Israeli artist Chaim Machlev is a Berlin-based tattoo artist, otherwise known as Dots to Lines. Working primarily with black ink (“I believe that black is the nicest color for tattoos; it is closer to our source than any other color,” he said in a recent interview), Machlev’s designs are complex line-based works that weave across skin with fluid, stunning precision. Incorporating mandalas, insects, and other images into his geometric tattoos, Machlev’s work go beyond simple designs into minimal, extraordinarily detailed works of permanent art. It makes sense, then, that Machlev bristles at the idea of grouping his work into any kind of predetermined genre. “I actually started to make those designs because it was weird for me that people try to categorize tattoos and other art forms. I could say that I have that split in my designs, just like in my personality; I make those art-minimalistic lines — the computer kid inside me — and very detailed mandalas, the spiritual man inside me.”
That spiritual motif makes way for some of Machlev’s most beautiful designs, such as symmetrical forearm mandalas and Joy Division-riffing chest designs of warped seismic waves. Machlev draws from his experiences traveling in India for the spiritual imagery in his designs, but for the more symmetrical designs, there is a prominent mathematical sense to the work. His line and dot work flows seamlessly over flesh in a way that looks similar to vectors on a computer, sprawling across chests and ribs with stunning exactitude.

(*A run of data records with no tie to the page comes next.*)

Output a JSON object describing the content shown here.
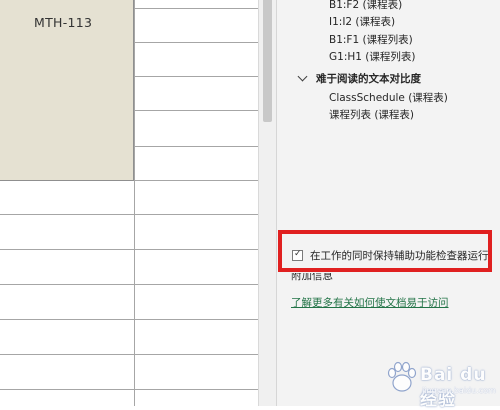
{
  "sheet": {
    "merged_cell_text": "MTH-113"
  },
  "pane": {
    "items_top": [
      "B1:F2 (课程表)",
      "I1:I2 (课程表)",
      "B1:F1 (课程列表)",
      "G1:H1 (课程列表)"
    ],
    "section": {
      "title": "难于阅读的文本对比度",
      "items": [
        "ClassSchedule (课程表)",
        "课程列表 (课程表)"
      ]
    },
    "checkbox": {
      "label": "在工作的同时保持辅助功能检查器运行",
      "checked": true,
      "mark": "✓"
    },
    "additional_info_label": "附加信息",
    "help_link": "了解更多有关如何使文档易于访问"
  },
  "watermark": {
    "text": "Bai du 经验",
    "sub": "jingyan.baidu.com"
  },
  "colors": {
    "merged_cell_bg": "#e5e1d2",
    "pane_bg": "#f3f3f3",
    "highlight": "#e02020",
    "link": "#217346"
  }
}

The world of dollhouse miniatures is dominated by sweet structures with period-perfect furniture and impossibly tiny accessories. Leanne Eisen subverts all expectations with “Play” her photo series of 1/12th scale brothel, strip club and other sex trade sites. Eisen makes the pieces of these meticulously detailed scenes herself, having found difficulty in sourcing ready-made miniature condoms, porn magazines and sex toys. The spaces have a seedy, disreputable air enhanced by the details—a used washcloth hangs haphazardly over the sink, sequined shoes are abandoned on the strip club stage, and a forest of egg timers sits under posted house rules. Although Eisen had not been in an actual brothel, she researched films, documentaries, books, and photographs to create her voyeuristic spaces.
The photographs in “Play” are enlarged, playing with scale to disorienting effect. Scenes that are rendered in miniature are suddenly life-size again, with no referent of scale in the images. These are realistic spaces but they are also fantastical. No woman will ever spin on the golden pole. The cow clock in the kitchen will always read 10:10. These abandoned rooms tell their stories through their contents. She says:
I am very interested in residential spaces; the artifacts that we accumulate and leave behind, and how they tell our stories in our absence. I also find the idea of a space that is seemingly a workplace as well as a residence intriguing. In these photos, the viewer takes the role of voyeur, and can take the time to analyze the setting at a perhaps more manageable, less intimidating scale.
The series also serves as a commentary of the accepted social roles for women in a residential space. Where a traditional dollhouse might have a domestic mother figure keeping house, these spaces are intended for women as sexual objects. Whether in the sad paneled room with the pink-clad single bed or in the black walled sex chamber with its red X and metal cage, these are spaces intended to commercialize women.
Through detailed conceptualization, deliberate craft and artful photography, “Play” blurs the lines between whimsy and menace, making pointed observations about the place of women in this world.